(TRY IT) Show every line below where "date" can be found.

(AVAILABLE RECORDS)
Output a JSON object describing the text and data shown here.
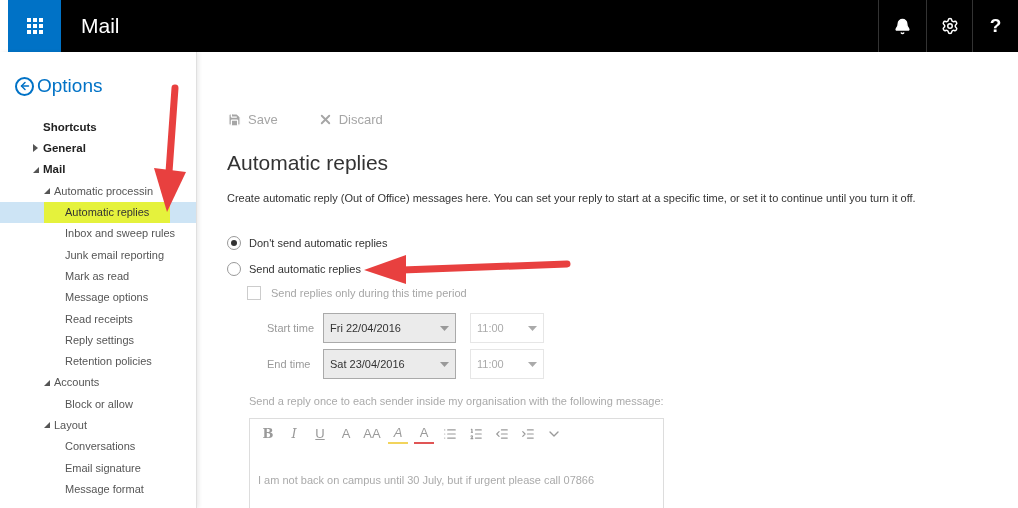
{
  "app_bar": {
    "title": "Mail",
    "help_label": "?"
  },
  "sidebar": {
    "back_label": "Options",
    "items": [
      {
        "label": "Shortcuts",
        "selected": false
      },
      {
        "label": "General",
        "expanded": false,
        "selected": false
      },
      {
        "label": "Mail",
        "expanded": true,
        "selected": false,
        "children": [
          {
            "label": "Automatic processin",
            "expanded": true,
            "selected": false,
            "children": [
              {
                "label": "Automatic replies",
                "selected": true,
                "highlighted": true
              },
              {
                "label": "Inbox and sweep rules",
                "selected": false
              },
              {
                "label": "Junk email reporting",
                "selected": false
              },
              {
                "label": "Mark as read",
                "selected": false
              },
              {
                "label": "Message options",
                "selected": false
              },
              {
                "label": "Read receipts",
                "selected": false
              },
              {
                "label": "Reply settings",
                "selected": false
              },
              {
                "label": "Retention policies",
                "selected": false
              }
            ]
          },
          {
            "label": "Accounts",
            "expanded": true,
            "selected": false,
            "children": [
              {
                "label": "Block or allow",
                "selected": false
              }
            ]
          },
          {
            "label": "Layout",
            "expanded": true,
            "selected": false,
            "children": [
              {
                "label": "Conversations",
                "selected": false
              },
              {
                "label": "Email signature",
                "selected": false
              },
              {
                "label": "Message format",
                "selected": false
              }
            ]
          }
        ]
      }
    ]
  },
  "toolbar": [
    {
      "kind": "save",
      "label": "Save",
      "disabled": true
    },
    {
      "kind": "discard",
      "label": "Discard",
      "disabled": true
    }
  ],
  "heading": "Automatic replies",
  "description": "Create automatic reply (Out of Office) messages here. You can set your reply to start at a specific time, or set it to continue until you turn it off.",
  "radios": [
    {
      "label": "Don't send automatic replies",
      "selected": true
    },
    {
      "label": "Send automatic replies",
      "selected": false
    }
  ],
  "time_period": {
    "label": "Send replies only during this time period",
    "checked": false,
    "disabled": true
  },
  "times": [
    {
      "label": "Start time",
      "date": "Fri 22/04/2016",
      "time": "11:00"
    },
    {
      "label": "End time",
      "date": "Sat 23/04/2016",
      "time": "11:00"
    }
  ],
  "message_label": "Send a reply once to each sender inside my organisation with the following message:",
  "editor_tools": [
    {
      "kind": "bold",
      "label": "B"
    },
    {
      "kind": "italic",
      "label": "I"
    },
    {
      "kind": "underline",
      "label": "U"
    },
    {
      "kind": "grow",
      "label": "A"
    },
    {
      "kind": "shrink",
      "label": "AA"
    },
    {
      "kind": "highlight",
      "label": "A"
    },
    {
      "kind": "color",
      "label": "A"
    },
    {
      "kind": "bullets"
    },
    {
      "kind": "numbers"
    },
    {
      "kind": "outdent"
    },
    {
      "kind": "indent"
    },
    {
      "kind": "more"
    }
  ],
  "message": "I am not back on campus until 30 July, but if urgent please call 07866"
}
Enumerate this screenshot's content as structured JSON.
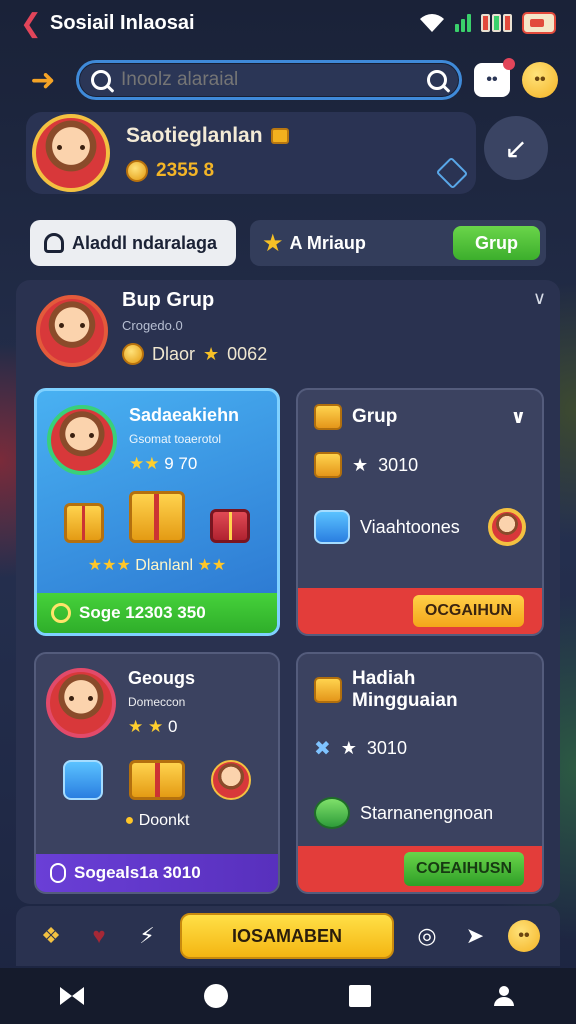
{
  "status": {
    "title": "Sosiail Inlaosai"
  },
  "search": {
    "placeholder": "Inoolz alaraial"
  },
  "profile": {
    "name": "Saotieglanlan",
    "coins": "2355 8"
  },
  "tabs": {
    "left_label": "Aladdl ndaralaga",
    "right_label": "A Mriaup",
    "right_button": "Grup"
  },
  "group": {
    "title": "Bup Grup",
    "subtitle": "Crogedo.0",
    "coins_label": "Dlaor",
    "coins_value": "0062"
  },
  "cards": {
    "blue": {
      "name": "Sadaeakiehn",
      "sub": "Gsomat toaerotol",
      "stars_value": "9 70",
      "label": "Dlanlanl",
      "footer": "Soge 12303 350"
    },
    "c2": {
      "title": "Grup",
      "row1": "3010",
      "row2": "Viaahtoones",
      "button": "OCGAIHUN"
    },
    "c3": {
      "name": "Geougs",
      "sub": "Domeccon",
      "stars_value": "0",
      "label": "Doonkt",
      "footer": "Sogeals1a 3010"
    },
    "c4": {
      "title": "Hadiah Mingguaian",
      "row1": "3010",
      "row2": "Starnanengnoan",
      "button": "COEAIHUSN"
    }
  },
  "actionbar": {
    "main_button": "IOSAMABEN"
  },
  "colors": {
    "accent_green": "#3cae2c",
    "accent_red": "#e33d3a",
    "accent_yellow": "#f4b512",
    "accent_blue": "#3f8ad9"
  },
  "icons": [
    "back-icon",
    "wifi-icon",
    "signal-icon",
    "battery-icon",
    "search-icon",
    "chat-icon",
    "emoji-icon",
    "share-icon",
    "gift-icon",
    "coin-icon",
    "star-icon",
    "chevron-down-icon",
    "home-icon",
    "bowtie-icon",
    "circle-icon",
    "square-icon"
  ]
}
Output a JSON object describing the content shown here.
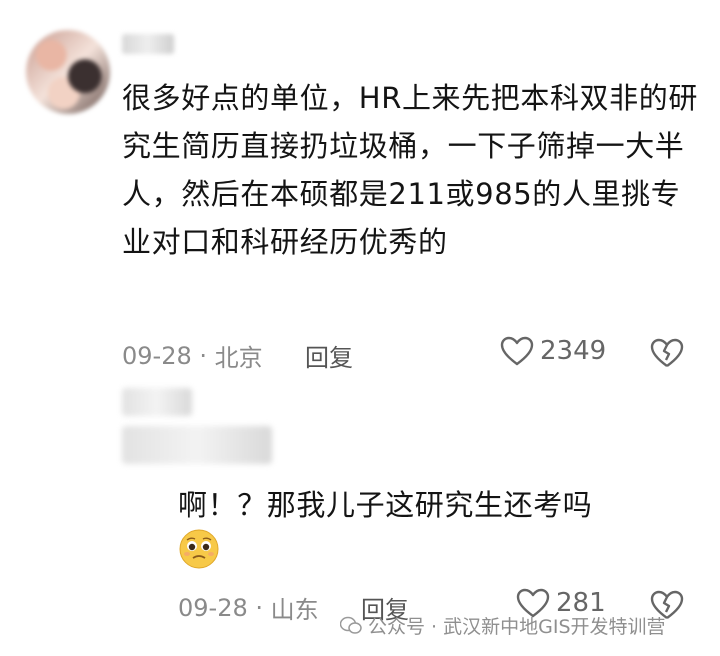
{
  "comment": {
    "text": "很多好点的单位，HR上来先把本科双非的研究生简历直接扔垃圾桶，一下子筛掉一大半人，然后在本硕都是211或985的人里挑专业对口和科研经历优秀的",
    "date": "09-28",
    "location": "北京",
    "reply_label": "回复",
    "likes": "2349"
  },
  "reply": {
    "text": "啊！？那我儿子这研究生还考吗",
    "date": "09-28",
    "location": "山东",
    "reply_label": "回复",
    "likes": "281"
  },
  "watermark": {
    "source": "公众号 · 武汉新中地GIS开发特训营"
  },
  "colors": {
    "text": "#141414",
    "meta": "#8a8a8a",
    "icon": "#666666"
  }
}
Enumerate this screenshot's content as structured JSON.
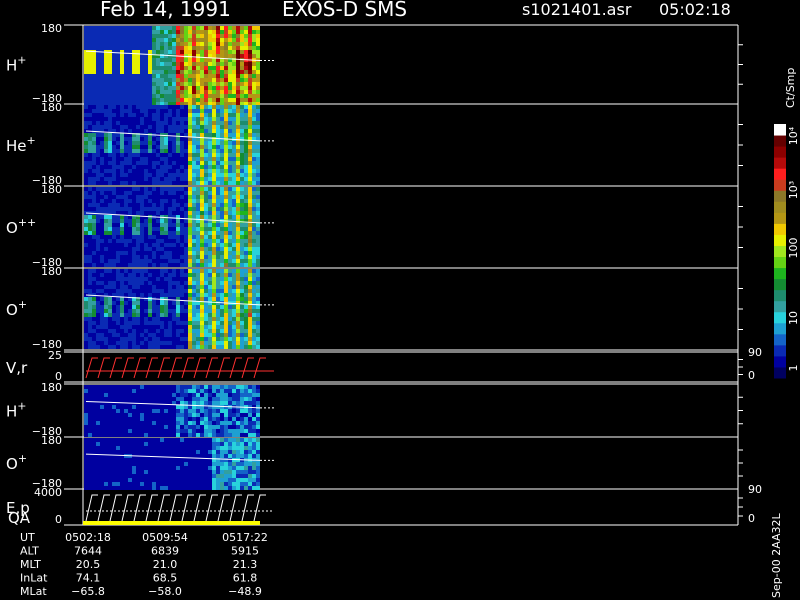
{
  "header": {
    "date": "Feb 14, 1991",
    "instrument": "EXOS-D SMS",
    "file": "s1021401.asr",
    "time": "05:02:18"
  },
  "colors": {
    "background": "#000000",
    "axis": "#ffffff",
    "line": "#ffffff",
    "vr_series": "#ff3030",
    "qa_bar": "#ffff00"
  },
  "colorbar": {
    "unit": "Ct/Smp",
    "tick_labels": [
      "1",
      "10",
      "100",
      "10³",
      "10⁴"
    ],
    "colors": [
      "#000060",
      "#0000a0",
      "#0a2ab4",
      "#1464c8",
      "#1ea0d2",
      "#28d2dc",
      "#32a0a0",
      "#1e8c6e",
      "#148c32",
      "#1eb41e",
      "#64d214",
      "#a0e61e",
      "#e6f000",
      "#f0c800",
      "#b49614",
      "#a08c1e",
      "#8c7828",
      "#c83c1e",
      "#ff1e1e",
      "#b40a0a",
      "#8c0000",
      "#640000",
      "#ffffff"
    ]
  },
  "footer": {
    "rows": [
      {
        "label": "UT",
        "values": [
          "0502:18",
          "0509:54",
          "0517:22"
        ]
      },
      {
        "label": "ALT",
        "values": [
          "7644",
          "6839",
          "5915"
        ]
      },
      {
        "label": "MLT",
        "values": [
          "20.5",
          "21.0",
          "21.3"
        ]
      },
      {
        "label": "InLat",
        "values": [
          "74.1",
          "68.5",
          "61.8"
        ]
      },
      {
        "label": "MLat",
        "values": [
          "−65.8",
          "−58.0",
          "−48.9"
        ]
      }
    ],
    "side_label": "Sep-00  2AA32L"
  },
  "chart_data": {
    "type": "heatmap",
    "time_axis_ticks": [
      "0502:18",
      "0509:54",
      "0517:22"
    ],
    "data_end_time": "0517:22",
    "panels": [
      {
        "label": "H",
        "sup": "+",
        "ymax": "180",
        "ymin": "−180",
        "type": "spectrogram",
        "profile": "strong"
      },
      {
        "label": "He",
        "sup": "+",
        "ymax": "180",
        "ymin": "−180",
        "type": "spectrogram",
        "profile": "medium"
      },
      {
        "label": "O",
        "sup": "++",
        "ymax": "180",
        "ymin": "−180",
        "type": "spectrogram",
        "profile": "medium"
      },
      {
        "label": "O",
        "sup": "+",
        "ymax": "180",
        "ymin": "−180",
        "type": "spectrogram",
        "profile": "medium"
      },
      {
        "label": "V,r",
        "sup": "",
        "ymax": "25",
        "ymin": "0",
        "right_max": "90",
        "right_min": "0",
        "type": "sawtooth",
        "color": "#ff3030"
      },
      {
        "label": "H",
        "sup": "+",
        "ymax": "180",
        "ymin": "−180",
        "type": "spectrogram",
        "profile": "weak"
      },
      {
        "label": "O",
        "sup": "+",
        "ymax": "180",
        "ymin": "−180",
        "type": "spectrogram",
        "profile": "late"
      },
      {
        "label": "E,p",
        "sup": "",
        "label2": "QA",
        "ymax": "4000",
        "ymin": "0",
        "right_max": "90",
        "right_min": "0",
        "type": "sawtooth",
        "color": "#ffffff"
      }
    ]
  }
}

(EXERCISE RESULT)
      "date": "Fri 22/04/2016",
      "date": "Sat 23/04/2016",
    "date": "09-28",
    "date": "09-28",
    "date": "Feb 14, 1991",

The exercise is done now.